(DATA PROVIDED)

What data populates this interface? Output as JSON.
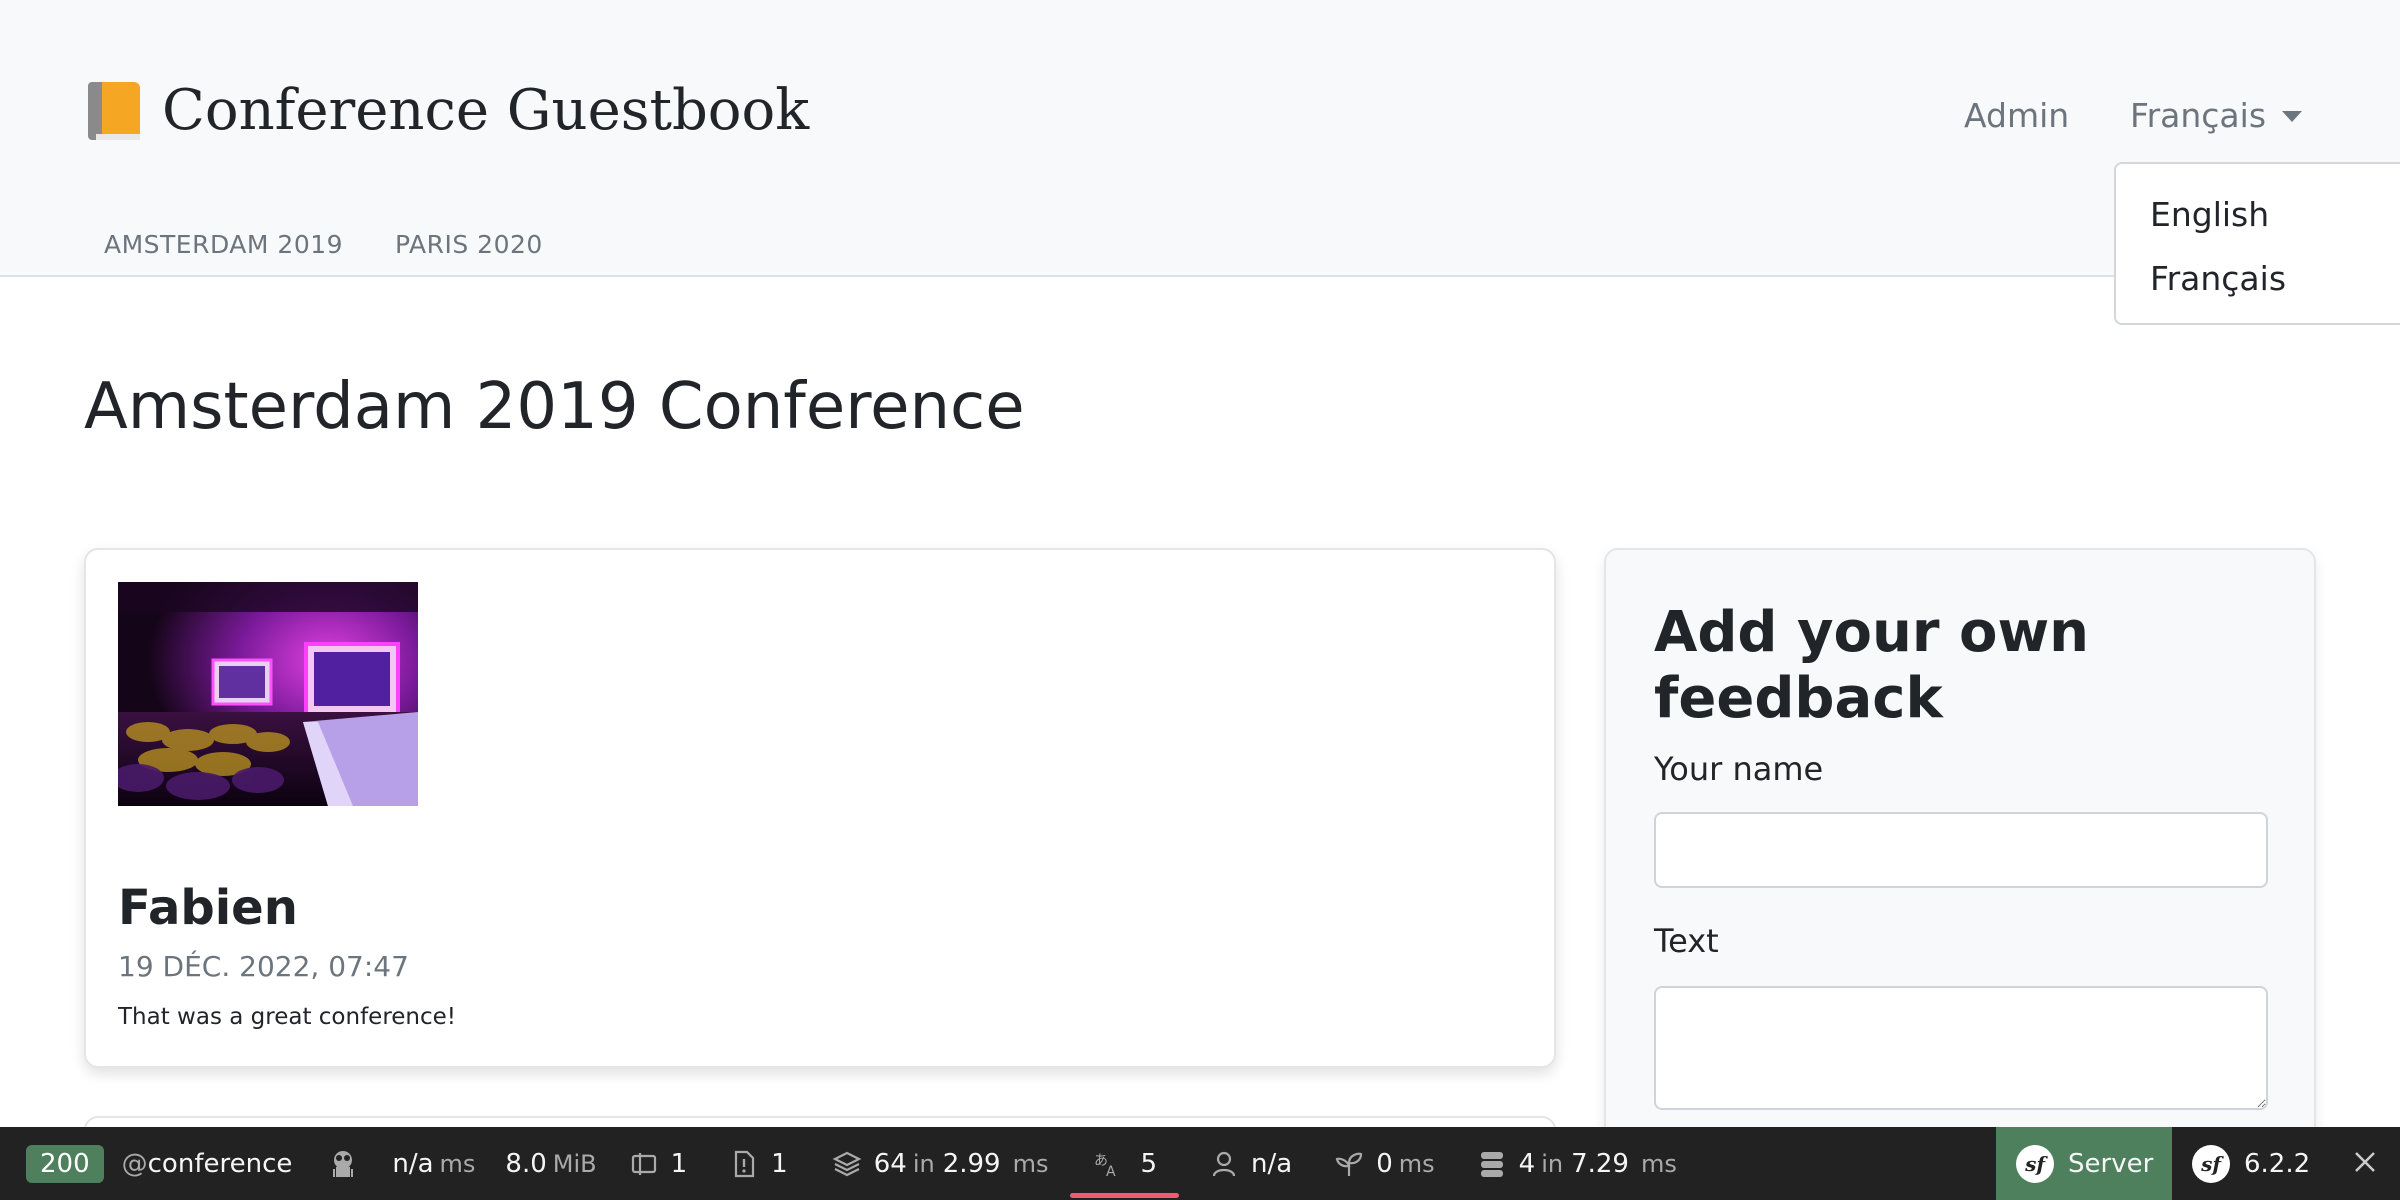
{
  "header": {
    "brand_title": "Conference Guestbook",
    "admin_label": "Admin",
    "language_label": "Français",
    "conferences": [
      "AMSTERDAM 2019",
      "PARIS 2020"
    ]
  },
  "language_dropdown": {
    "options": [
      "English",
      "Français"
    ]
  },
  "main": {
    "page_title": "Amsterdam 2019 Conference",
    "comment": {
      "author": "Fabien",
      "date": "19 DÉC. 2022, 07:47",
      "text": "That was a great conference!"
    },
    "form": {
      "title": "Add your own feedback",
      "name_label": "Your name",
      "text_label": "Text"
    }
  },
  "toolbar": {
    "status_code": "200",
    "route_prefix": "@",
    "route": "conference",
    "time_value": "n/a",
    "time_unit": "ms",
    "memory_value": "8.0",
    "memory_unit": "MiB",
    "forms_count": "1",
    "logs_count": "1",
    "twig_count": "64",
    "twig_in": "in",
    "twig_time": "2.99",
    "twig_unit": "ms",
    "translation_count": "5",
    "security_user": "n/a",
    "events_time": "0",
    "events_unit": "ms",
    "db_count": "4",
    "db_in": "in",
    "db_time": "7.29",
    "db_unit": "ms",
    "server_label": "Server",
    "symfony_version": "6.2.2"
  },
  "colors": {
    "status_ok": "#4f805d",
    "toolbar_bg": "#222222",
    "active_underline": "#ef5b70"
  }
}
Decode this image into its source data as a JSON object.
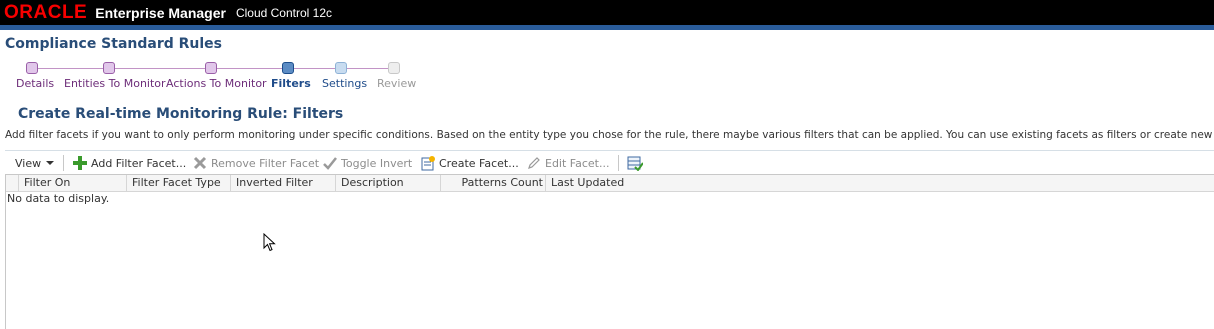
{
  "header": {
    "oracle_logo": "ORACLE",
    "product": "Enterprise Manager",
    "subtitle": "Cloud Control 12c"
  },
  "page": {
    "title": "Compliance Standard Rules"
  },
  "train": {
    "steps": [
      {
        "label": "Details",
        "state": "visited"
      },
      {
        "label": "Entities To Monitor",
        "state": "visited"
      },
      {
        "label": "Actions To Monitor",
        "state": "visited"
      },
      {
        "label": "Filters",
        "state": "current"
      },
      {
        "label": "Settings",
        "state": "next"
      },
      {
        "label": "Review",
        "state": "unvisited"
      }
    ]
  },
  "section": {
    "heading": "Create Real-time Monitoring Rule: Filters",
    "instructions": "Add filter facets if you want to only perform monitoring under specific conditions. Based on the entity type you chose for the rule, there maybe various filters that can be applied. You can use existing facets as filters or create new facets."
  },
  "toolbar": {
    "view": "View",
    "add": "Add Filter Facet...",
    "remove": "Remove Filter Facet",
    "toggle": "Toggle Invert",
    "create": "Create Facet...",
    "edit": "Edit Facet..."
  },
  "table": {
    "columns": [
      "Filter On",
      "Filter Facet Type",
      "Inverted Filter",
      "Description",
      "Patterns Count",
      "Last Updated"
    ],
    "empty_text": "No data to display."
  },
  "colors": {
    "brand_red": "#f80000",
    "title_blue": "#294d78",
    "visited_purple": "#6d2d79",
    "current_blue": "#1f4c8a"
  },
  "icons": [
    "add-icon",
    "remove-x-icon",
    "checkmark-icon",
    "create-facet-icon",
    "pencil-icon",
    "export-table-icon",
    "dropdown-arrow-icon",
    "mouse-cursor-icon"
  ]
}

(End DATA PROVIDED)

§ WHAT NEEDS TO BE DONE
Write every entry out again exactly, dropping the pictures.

§ OUTPUT OF THE EXERCISE
What data populates this interface? Output as JSON.
{
  "header": {
    "brand_title": "Conference Guestbook",
    "admin_label": "Admin",
    "language_label": "Français",
    "conferences": [
      "AMSTERDAM 2019",
      "PARIS 2020"
    ]
  },
  "language_dropdown": {
    "options": [
      "English",
      "Français"
    ]
  },
  "main": {
    "page_title": "Amsterdam 2019 Conference",
    "comment": {
      "author": "Fabien",
      "date": "19 DÉC. 2022, 07:47",
      "text": "That was a great conference!"
    },
    "form": {
      "title": "Add your own feedback",
      "name_label": "Your name",
      "text_label": "Text"
    }
  },
  "toolbar": {
    "status_code": "200",
    "route_prefix": "@",
    "route": "conference",
    "time_value": "n/a",
    "time_unit": "ms",
    "memory_value": "8.0",
    "memory_unit": "MiB",
    "forms_count": "1",
    "logs_count": "1",
    "twig_count": "64",
    "twig_in": "in",
    "twig_time": "2.99",
    "twig_unit": "ms",
    "translation_count": "5",
    "security_user": "n/a",
    "events_time": "0",
    "events_unit": "ms",
    "db_count": "4",
    "db_in": "in",
    "db_time": "7.29",
    "db_unit": "ms",
    "server_label": "Server",
    "symfony_version": "6.2.2"
  },
  "colors": {
    "status_ok": "#4f805d",
    "toolbar_bg": "#222222",
    "active_underline": "#ef5b70"
  }
}
Decode this image into its source data as a JSON object.
{
  "header": {
    "oracle_logo": "ORACLE",
    "product": "Enterprise Manager",
    "subtitle": "Cloud Control 12c"
  },
  "page": {
    "title": "Compliance Standard Rules"
  },
  "train": {
    "steps": [
      {
        "label": "Details",
        "state": "visited"
      },
      {
        "label": "Entities To Monitor",
        "state": "visited"
      },
      {
        "label": "Actions To Monitor",
        "state": "visited"
      },
      {
        "label": "Filters",
        "state": "current"
      },
      {
        "label": "Settings",
        "state": "next"
      },
      {
        "label": "Review",
        "state": "unvisited"
      }
    ]
  },
  "section": {
    "heading": "Create Real-time Monitoring Rule: Filters",
    "instructions": "Add filter facets if you want to only perform monitoring under specific conditions. Based on the entity type you chose for the rule, there maybe various filters that can be applied. You can use existing facets as filters or create new facets."
  },
  "toolbar": {
    "view": "View",
    "add": "Add Filter Facet...",
    "remove": "Remove Filter Facet",
    "toggle": "Toggle Invert",
    "create": "Create Facet...",
    "edit": "Edit Facet..."
  },
  "table": {
    "columns": [
      "Filter On",
      "Filter Facet Type",
      "Inverted Filter",
      "Description",
      "Patterns Count",
      "Last Updated"
    ],
    "empty_text": "No data to display."
  },
  "colors": {
    "brand_red": "#f80000",
    "title_blue": "#294d78",
    "visited_purple": "#6d2d79",
    "current_blue": "#1f4c8a"
  },
  "icons": [
    "add-icon",
    "remove-x-icon",
    "checkmark-icon",
    "create-facet-icon",
    "pencil-icon",
    "export-table-icon",
    "dropdown-arrow-icon",
    "mouse-cursor-icon"
  ]
}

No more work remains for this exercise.